⟨

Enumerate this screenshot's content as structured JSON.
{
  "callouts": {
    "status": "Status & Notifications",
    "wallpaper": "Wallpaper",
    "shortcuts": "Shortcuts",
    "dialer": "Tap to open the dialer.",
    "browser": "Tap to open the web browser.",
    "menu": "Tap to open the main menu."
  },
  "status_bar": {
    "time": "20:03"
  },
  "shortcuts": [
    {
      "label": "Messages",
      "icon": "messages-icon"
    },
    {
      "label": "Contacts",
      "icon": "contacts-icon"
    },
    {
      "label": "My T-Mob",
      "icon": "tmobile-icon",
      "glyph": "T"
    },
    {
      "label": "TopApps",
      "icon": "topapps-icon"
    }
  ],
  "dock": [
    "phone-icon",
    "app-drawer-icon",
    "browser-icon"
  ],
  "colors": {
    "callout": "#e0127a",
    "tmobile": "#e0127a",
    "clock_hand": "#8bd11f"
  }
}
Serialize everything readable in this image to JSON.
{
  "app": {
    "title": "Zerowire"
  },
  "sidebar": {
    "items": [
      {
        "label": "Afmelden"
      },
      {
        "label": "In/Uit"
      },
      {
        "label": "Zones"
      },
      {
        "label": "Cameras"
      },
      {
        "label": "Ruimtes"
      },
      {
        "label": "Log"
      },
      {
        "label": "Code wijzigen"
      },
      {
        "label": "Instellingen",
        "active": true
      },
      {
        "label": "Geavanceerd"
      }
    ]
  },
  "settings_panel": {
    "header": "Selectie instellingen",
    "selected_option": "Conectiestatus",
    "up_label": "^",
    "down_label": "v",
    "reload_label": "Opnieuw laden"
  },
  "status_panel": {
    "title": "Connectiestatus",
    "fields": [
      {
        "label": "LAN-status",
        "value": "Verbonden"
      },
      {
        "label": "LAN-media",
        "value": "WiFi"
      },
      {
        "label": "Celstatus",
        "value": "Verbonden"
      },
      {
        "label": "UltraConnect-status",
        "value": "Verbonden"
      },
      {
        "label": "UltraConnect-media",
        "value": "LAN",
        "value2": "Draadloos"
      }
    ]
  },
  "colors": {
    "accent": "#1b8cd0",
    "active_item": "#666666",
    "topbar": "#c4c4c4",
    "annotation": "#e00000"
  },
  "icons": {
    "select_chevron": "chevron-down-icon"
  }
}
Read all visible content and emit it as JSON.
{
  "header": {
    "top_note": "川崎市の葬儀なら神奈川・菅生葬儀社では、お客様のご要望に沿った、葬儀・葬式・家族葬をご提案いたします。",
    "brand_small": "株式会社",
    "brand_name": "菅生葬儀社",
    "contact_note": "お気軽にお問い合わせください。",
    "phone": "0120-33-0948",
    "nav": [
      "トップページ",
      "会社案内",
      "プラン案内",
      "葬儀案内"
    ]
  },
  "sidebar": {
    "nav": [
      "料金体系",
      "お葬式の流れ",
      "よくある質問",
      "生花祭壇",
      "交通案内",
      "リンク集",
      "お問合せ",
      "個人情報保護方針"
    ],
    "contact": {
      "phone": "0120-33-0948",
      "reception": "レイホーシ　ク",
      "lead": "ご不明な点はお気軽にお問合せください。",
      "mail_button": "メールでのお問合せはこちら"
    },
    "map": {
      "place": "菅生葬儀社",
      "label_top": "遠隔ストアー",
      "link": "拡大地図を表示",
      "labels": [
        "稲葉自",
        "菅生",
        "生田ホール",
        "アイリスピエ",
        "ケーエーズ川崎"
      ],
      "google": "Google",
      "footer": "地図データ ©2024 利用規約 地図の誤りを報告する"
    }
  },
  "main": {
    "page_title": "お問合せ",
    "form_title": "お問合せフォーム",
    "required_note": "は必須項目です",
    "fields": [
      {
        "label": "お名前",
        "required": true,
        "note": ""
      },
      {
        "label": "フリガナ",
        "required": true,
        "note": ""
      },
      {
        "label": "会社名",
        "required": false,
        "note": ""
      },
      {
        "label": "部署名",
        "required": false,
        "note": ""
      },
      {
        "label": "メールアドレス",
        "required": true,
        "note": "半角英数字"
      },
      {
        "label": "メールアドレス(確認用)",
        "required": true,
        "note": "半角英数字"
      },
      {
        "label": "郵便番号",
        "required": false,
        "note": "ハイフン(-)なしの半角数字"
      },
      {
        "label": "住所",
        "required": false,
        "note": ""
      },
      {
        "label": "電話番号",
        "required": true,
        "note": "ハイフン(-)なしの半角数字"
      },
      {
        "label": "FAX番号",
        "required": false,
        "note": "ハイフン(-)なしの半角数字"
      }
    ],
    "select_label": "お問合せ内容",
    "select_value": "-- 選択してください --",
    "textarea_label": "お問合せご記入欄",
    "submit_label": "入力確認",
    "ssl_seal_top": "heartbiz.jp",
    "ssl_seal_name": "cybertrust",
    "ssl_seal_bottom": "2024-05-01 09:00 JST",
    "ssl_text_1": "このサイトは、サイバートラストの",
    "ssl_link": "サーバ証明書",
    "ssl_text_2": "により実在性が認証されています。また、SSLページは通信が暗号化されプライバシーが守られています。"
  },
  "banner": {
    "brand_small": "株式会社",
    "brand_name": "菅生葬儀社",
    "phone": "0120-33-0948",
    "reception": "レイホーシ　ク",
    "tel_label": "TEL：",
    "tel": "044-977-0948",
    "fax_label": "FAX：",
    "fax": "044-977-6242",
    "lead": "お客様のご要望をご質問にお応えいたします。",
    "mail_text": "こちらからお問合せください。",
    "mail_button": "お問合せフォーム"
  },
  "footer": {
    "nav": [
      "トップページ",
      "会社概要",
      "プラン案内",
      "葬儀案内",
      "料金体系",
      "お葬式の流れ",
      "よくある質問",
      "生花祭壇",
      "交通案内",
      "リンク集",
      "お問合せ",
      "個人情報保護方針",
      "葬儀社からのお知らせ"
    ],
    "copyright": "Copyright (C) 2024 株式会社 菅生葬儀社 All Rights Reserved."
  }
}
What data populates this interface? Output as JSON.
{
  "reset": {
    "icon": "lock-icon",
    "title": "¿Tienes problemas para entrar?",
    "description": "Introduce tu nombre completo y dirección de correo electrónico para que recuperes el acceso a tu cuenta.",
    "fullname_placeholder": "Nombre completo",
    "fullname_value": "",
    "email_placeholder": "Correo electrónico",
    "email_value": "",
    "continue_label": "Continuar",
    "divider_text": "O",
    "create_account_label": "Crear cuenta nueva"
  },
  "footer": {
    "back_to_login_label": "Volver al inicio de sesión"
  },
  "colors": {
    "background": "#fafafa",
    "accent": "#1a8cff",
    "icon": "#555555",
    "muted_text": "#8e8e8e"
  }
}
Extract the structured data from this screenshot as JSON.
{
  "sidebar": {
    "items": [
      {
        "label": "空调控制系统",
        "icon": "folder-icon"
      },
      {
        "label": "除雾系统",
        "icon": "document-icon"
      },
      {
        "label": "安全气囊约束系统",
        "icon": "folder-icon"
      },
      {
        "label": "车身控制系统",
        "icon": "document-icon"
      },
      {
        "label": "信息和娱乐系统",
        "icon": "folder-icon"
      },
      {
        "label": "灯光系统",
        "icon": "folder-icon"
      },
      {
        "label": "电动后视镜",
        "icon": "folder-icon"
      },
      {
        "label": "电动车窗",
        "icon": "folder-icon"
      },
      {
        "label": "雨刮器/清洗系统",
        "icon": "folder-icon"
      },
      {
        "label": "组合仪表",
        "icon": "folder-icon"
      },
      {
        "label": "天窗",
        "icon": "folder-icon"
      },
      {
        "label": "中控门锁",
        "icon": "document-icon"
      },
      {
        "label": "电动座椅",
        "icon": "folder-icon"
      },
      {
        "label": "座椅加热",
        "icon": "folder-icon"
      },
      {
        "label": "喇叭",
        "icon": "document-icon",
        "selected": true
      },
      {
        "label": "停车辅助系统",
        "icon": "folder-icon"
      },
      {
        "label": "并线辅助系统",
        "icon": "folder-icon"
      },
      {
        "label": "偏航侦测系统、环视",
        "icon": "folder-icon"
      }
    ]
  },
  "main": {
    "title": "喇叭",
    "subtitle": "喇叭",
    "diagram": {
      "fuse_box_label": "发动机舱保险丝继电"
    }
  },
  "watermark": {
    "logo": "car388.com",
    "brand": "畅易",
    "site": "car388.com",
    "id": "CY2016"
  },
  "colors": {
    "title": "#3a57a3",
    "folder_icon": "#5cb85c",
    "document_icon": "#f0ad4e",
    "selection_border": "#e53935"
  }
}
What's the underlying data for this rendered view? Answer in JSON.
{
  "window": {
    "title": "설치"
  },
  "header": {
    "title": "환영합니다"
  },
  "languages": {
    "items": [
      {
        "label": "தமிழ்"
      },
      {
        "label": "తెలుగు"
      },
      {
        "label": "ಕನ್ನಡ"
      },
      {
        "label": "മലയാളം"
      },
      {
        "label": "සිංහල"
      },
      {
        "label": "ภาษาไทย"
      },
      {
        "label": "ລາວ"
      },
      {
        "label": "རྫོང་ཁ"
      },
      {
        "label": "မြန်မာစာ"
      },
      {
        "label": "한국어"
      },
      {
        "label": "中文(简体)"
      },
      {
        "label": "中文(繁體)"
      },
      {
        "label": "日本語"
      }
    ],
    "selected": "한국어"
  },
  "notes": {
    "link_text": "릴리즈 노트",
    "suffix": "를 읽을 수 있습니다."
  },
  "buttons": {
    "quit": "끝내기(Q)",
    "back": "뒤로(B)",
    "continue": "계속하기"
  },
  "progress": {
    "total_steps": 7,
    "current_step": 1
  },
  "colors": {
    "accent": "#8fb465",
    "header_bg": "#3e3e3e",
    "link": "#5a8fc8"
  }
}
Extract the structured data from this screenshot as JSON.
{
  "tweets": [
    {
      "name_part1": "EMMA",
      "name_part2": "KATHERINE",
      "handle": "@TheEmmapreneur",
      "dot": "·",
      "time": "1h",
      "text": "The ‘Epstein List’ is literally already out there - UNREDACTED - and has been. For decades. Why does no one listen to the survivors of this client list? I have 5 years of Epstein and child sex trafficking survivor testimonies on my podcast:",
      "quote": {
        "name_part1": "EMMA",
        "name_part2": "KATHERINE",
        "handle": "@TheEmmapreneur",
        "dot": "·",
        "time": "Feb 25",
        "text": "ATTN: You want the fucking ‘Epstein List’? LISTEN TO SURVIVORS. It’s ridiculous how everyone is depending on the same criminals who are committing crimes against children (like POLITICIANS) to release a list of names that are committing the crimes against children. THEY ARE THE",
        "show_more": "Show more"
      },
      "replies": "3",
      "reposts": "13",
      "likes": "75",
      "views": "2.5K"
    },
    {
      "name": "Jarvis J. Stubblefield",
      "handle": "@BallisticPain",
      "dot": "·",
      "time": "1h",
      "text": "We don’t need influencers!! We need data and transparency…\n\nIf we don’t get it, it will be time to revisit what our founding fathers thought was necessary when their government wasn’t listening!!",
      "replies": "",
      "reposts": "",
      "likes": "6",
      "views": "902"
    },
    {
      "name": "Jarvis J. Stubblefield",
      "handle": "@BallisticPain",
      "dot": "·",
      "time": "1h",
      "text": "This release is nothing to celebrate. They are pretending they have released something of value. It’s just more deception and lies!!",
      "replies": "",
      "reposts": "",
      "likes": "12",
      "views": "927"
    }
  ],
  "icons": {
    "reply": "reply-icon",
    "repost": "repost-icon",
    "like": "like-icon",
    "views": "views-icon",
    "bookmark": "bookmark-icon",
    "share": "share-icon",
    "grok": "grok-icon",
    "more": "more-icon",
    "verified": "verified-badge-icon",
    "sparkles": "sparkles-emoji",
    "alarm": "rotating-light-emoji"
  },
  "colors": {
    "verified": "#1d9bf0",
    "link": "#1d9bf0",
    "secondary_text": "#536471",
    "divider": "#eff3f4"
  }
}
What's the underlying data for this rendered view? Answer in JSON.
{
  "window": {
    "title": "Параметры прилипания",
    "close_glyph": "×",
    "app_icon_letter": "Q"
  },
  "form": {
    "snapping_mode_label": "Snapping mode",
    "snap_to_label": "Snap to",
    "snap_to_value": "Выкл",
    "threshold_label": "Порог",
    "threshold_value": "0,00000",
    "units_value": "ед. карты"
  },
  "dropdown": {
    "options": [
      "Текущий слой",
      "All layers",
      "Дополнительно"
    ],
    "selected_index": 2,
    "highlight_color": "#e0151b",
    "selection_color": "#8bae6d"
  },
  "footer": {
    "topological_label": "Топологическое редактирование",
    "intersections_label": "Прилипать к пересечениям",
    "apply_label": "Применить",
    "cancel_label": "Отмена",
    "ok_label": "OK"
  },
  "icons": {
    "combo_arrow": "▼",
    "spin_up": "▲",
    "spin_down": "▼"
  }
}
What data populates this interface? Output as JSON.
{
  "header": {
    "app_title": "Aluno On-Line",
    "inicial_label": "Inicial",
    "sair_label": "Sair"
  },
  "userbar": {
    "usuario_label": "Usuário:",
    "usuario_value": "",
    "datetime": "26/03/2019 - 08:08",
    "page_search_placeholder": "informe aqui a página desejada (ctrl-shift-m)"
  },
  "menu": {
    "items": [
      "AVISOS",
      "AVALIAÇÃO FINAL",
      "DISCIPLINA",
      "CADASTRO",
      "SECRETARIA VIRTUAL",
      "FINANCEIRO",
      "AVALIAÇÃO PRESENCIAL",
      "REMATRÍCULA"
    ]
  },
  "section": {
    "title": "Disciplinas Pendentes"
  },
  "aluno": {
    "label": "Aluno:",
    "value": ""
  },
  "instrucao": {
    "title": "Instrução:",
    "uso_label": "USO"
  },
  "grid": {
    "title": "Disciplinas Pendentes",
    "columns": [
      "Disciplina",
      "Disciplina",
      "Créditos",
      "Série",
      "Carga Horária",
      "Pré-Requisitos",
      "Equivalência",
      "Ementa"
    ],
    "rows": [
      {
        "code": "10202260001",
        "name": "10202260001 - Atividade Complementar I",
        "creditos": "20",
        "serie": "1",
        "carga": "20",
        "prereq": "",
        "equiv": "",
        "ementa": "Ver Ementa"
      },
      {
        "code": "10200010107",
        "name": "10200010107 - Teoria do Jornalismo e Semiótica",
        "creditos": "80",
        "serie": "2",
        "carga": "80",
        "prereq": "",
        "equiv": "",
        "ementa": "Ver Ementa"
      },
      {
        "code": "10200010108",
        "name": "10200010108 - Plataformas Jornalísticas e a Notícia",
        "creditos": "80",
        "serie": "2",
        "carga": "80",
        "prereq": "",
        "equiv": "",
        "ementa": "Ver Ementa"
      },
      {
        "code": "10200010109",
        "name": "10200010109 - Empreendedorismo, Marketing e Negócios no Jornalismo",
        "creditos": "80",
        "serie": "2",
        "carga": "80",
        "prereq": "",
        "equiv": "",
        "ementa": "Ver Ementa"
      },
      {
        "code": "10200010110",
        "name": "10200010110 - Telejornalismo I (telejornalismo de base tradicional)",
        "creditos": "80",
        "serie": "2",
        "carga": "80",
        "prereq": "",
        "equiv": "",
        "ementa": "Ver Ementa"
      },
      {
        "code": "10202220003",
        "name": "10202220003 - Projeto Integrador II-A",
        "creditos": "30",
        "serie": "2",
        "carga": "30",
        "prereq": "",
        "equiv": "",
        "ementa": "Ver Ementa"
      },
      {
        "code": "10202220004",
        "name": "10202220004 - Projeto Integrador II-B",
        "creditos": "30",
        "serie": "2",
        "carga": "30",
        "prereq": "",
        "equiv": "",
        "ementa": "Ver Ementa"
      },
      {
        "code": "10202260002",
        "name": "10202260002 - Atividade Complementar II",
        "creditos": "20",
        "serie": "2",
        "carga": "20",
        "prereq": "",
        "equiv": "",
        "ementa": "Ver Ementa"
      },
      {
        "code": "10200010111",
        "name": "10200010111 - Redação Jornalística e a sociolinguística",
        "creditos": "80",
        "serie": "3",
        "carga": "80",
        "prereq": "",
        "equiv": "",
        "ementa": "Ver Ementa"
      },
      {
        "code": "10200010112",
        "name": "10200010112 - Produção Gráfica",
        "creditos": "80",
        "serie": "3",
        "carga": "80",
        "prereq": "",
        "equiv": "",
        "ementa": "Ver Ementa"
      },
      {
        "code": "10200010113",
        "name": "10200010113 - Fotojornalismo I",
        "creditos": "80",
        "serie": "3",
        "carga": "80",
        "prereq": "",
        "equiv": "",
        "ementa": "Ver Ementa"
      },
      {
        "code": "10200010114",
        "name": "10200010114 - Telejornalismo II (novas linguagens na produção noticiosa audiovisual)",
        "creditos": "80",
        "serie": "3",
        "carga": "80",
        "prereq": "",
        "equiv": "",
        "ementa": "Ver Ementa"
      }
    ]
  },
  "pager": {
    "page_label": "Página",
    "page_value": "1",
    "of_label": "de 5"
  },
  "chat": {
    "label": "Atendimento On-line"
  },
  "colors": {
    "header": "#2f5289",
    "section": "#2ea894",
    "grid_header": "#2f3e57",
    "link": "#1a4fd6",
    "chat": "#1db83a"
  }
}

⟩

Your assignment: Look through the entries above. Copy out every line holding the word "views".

Exercise answer:
      "views": "2.5K"
      "views": "902"
      "views": "927"
    "views": "views-icon",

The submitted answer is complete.